STUDY MATERIAL START

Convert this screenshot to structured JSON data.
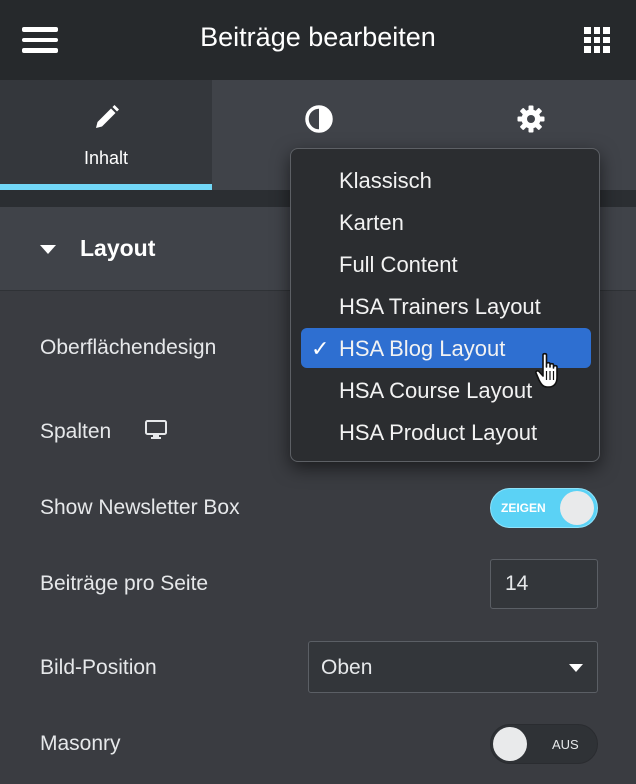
{
  "header": {
    "title": "Beiträge bearbeiten",
    "menu_icon": "hamburger-menu-icon",
    "apps_icon": "grid-apps-icon"
  },
  "tabs": [
    {
      "label": "Inhalt",
      "icon": "pencil-icon",
      "active": true
    },
    {
      "label": "",
      "icon": "contrast-icon",
      "active": false
    },
    {
      "label": "",
      "icon": "gear-icon",
      "active": false
    }
  ],
  "section": {
    "title": "Layout",
    "icon": "caret-down-icon"
  },
  "fields": {
    "skin_label": "Oberflächendesign",
    "columns_label": "Spalten",
    "columns_icon": "desktop-monitor-icon",
    "newsletter_label": "Show Newsletter Box",
    "newsletter_toggle": "ZEIGEN",
    "posts_per_page_label": "Beiträge pro Seite",
    "posts_per_page_value": "14",
    "image_position_label": "Bild-Position",
    "image_position_value": "Oben",
    "masonry_label": "Masonry",
    "masonry_toggle": "AUS"
  },
  "dropdown": {
    "options": [
      "Klassisch",
      "Karten",
      "Full Content",
      "HSA Trainers Layout",
      "HSA Blog Layout",
      "HSA Course Layout",
      "HSA Product Layout"
    ],
    "selected": "HSA Blog Layout",
    "check_mark": "✓"
  },
  "colors": {
    "accent": "#71d7f7",
    "toggle_on": "#5bd2f5",
    "selection": "#2e6fd1",
    "panel": "#3a3c41",
    "header": "#26292c"
  }
}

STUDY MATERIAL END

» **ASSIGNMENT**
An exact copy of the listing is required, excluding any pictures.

» **TASK RESULT**
Convert this screenshot to structured JSON data.
{
  "header": {
    "title": "Beiträge bearbeiten",
    "menu_icon": "hamburger-menu-icon",
    "apps_icon": "grid-apps-icon"
  },
  "tabs": [
    {
      "label": "Inhalt",
      "icon": "pencil-icon",
      "active": true
    },
    {
      "label": "",
      "icon": "contrast-icon",
      "active": false
    },
    {
      "label": "",
      "icon": "gear-icon",
      "active": false
    }
  ],
  "section": {
    "title": "Layout",
    "icon": "caret-down-icon"
  },
  "fields": {
    "skin_label": "Oberflächendesign",
    "columns_label": "Spalten",
    "columns_icon": "desktop-monitor-icon",
    "newsletter_label": "Show Newsletter Box",
    "newsletter_toggle": "ZEIGEN",
    "posts_per_page_label": "Beiträge pro Seite",
    "posts_per_page_value": "14",
    "image_position_label": "Bild-Position",
    "image_position_value": "Oben",
    "masonry_label": "Masonry",
    "masonry_toggle": "AUS"
  },
  "dropdown": {
    "options": [
      "Klassisch",
      "Karten",
      "Full Content",
      "HSA Trainers Layout",
      "HSA Blog Layout",
      "HSA Course Layout",
      "HSA Product Layout"
    ],
    "selected": "HSA Blog Layout",
    "check_mark": "✓"
  },
  "colors": {
    "accent": "#71d7f7",
    "toggle_on": "#5bd2f5",
    "selection": "#2e6fd1",
    "panel": "#3a3c41",
    "header": "#26292c"
  }
}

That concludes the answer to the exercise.